Mustafa, 35, has interned at a three-Michelin-star restaurant in the French countryside. He spent two years as the chef de cuisine at the late Corton in Tribeca, working alongside Liebrandt, serving artful, elaborately plated seven-course dinners for $145. But his impressive résumé never included working at a restaurant that serves brunch — until now.
Mustafa is one of a number of highly skilled chefs at top NYC restaurants suddenly getting into the brunch game after avoiding it for years. These chefs are putting new spins on brunch basics, challenging longtime prejudices against the midday meal.
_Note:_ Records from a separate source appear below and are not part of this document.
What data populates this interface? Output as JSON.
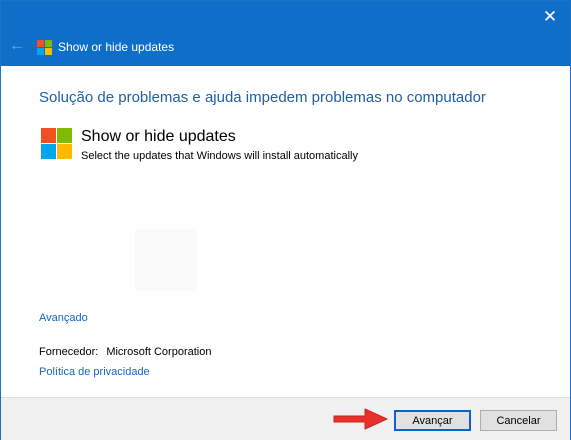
{
  "window": {
    "title": "Show or hide updates",
    "close_glyph": "✕",
    "back_glyph": "←",
    "accent": "#0f6fc8"
  },
  "main": {
    "heading": "Solução de problemas e ajuda impedem problemas no computador",
    "tool_name": "Show or hide updates",
    "tool_description": "Select the updates that Windows will install automatically",
    "advanced_link": "Avançado",
    "publisher_label": "Fornecedor:",
    "publisher_value": "Microsoft Corporation",
    "privacy_link": "Política de privacidade"
  },
  "footer": {
    "next_label": "Avançar",
    "cancel_label": "Cancelar"
  },
  "logo_colors": [
    "#f25022",
    "#7fba00",
    "#00a4ef",
    "#ffb900"
  ],
  "icons": [
    "close-icon",
    "back-arrow-icon",
    "windows-logo-icon",
    "red-arrow-icon"
  ]
}
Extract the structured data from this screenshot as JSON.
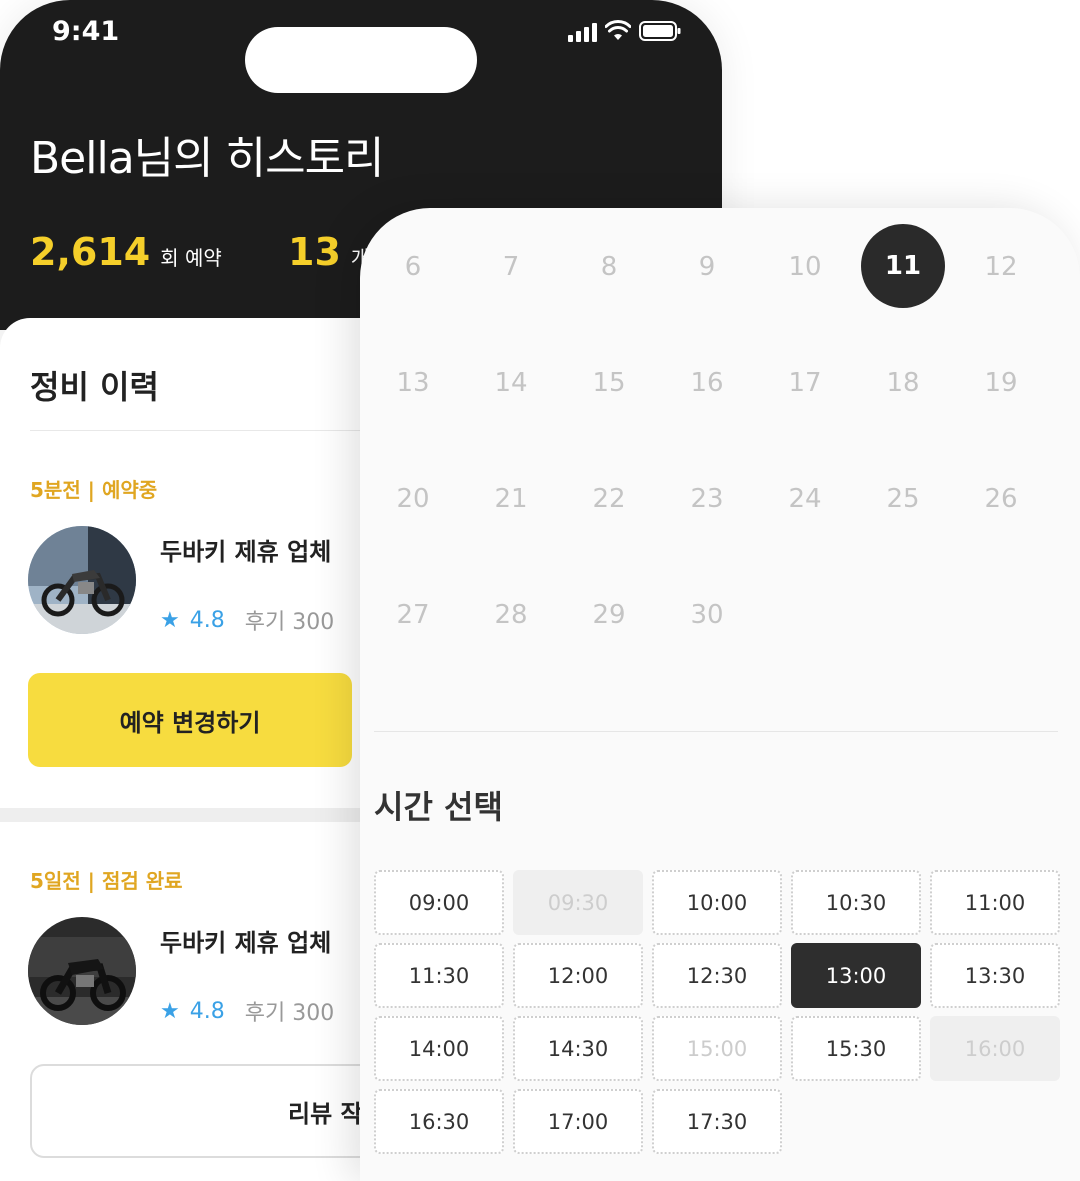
{
  "status_bar": {
    "time": "9:41"
  },
  "history": {
    "title": "Bella님의 히스토리",
    "stats": [
      {
        "value": "2,614",
        "unit": "회 예약"
      },
      {
        "value": "13",
        "unit": "개 ㅎ"
      }
    ]
  },
  "maintenance": {
    "section_title": "정비 이력",
    "items": [
      {
        "status": "5분전 | 예약중",
        "shop": "두바키 제휴 업체",
        "rating": "4.8",
        "reviews": "후기 300",
        "button": "예약 변경하기"
      },
      {
        "status": "5일전 | 점검 완료",
        "shop": "두바키 제휴 업체",
        "rating": "4.8",
        "reviews": "후기 300",
        "button": "리뷰 작"
      }
    ]
  },
  "calendar": {
    "days": [
      "6",
      "7",
      "8",
      "9",
      "10",
      "11",
      "12",
      "13",
      "14",
      "15",
      "16",
      "17",
      "18",
      "19",
      "20",
      "21",
      "22",
      "23",
      "24",
      "25",
      "26",
      "27",
      "28",
      "29",
      "30"
    ],
    "selected_day": "11"
  },
  "time_selection": {
    "title": "시간 선택",
    "slots": [
      {
        "label": "09:00",
        "state": "available"
      },
      {
        "label": "09:30",
        "state": "disabled"
      },
      {
        "label": "10:00",
        "state": "available"
      },
      {
        "label": "10:30",
        "state": "available"
      },
      {
        "label": "11:00",
        "state": "available"
      },
      {
        "label": "11:30",
        "state": "available"
      },
      {
        "label": "12:00",
        "state": "available"
      },
      {
        "label": "12:30",
        "state": "available"
      },
      {
        "label": "13:00",
        "state": "selected"
      },
      {
        "label": "13:30",
        "state": "available"
      },
      {
        "label": "14:00",
        "state": "available"
      },
      {
        "label": "14:30",
        "state": "available"
      },
      {
        "label": "15:00",
        "state": "faded"
      },
      {
        "label": "15:30",
        "state": "available"
      },
      {
        "label": "16:00",
        "state": "disabled"
      },
      {
        "label": "16:30",
        "state": "available"
      },
      {
        "label": "17:00",
        "state": "available"
      },
      {
        "label": "17:30",
        "state": "available"
      }
    ]
  },
  "colors": {
    "accent_yellow": "#f7dc3f",
    "status_orange": "#e0a621",
    "rating_blue": "#3aa1e6",
    "dark": "#1c1c1c"
  }
}
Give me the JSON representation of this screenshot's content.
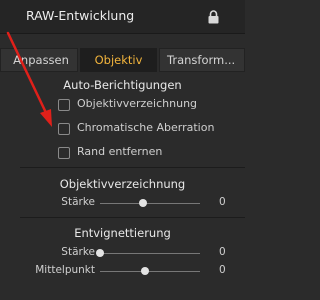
{
  "header": {
    "title": "RAW-Entwicklung",
    "lock_icon": "lock-icon"
  },
  "tabs": [
    {
      "label": "Anpassen",
      "active": false
    },
    {
      "label": "Objektiv",
      "active": true
    },
    {
      "label": "Transform...",
      "active": false
    }
  ],
  "auto_corrections": {
    "title": "Auto-Berichtigungen",
    "options": [
      {
        "label": "Objektivverzeichnung",
        "checked": false
      },
      {
        "label": "Chromatische Aberration",
        "checked": false
      },
      {
        "label": "Rand entfernen",
        "checked": false
      }
    ]
  },
  "distortion": {
    "title": "Objektivverzeichnung",
    "strength_label": "Stärke",
    "strength_value": "0"
  },
  "vignetting": {
    "title": "Entvignettierung",
    "strength_label": "Stärke",
    "strength_value": "0",
    "midpoint_label": "Mittelpunkt",
    "midpoint_value": "0"
  },
  "colors": {
    "accent_tab": "#f2b43c",
    "annotation_arrow": "#e0201a"
  }
}
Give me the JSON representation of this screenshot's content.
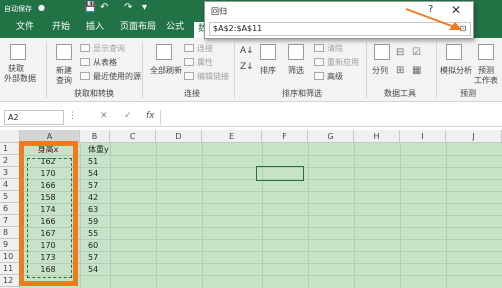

“Most [diners] don’t give brunch its fair share,” says Mustafa. Now, “more high-end technical chefs [are] stepping in to develop a new brunch culture . . . We’ve all done dinner for many years, now brunch is the next creative platform.”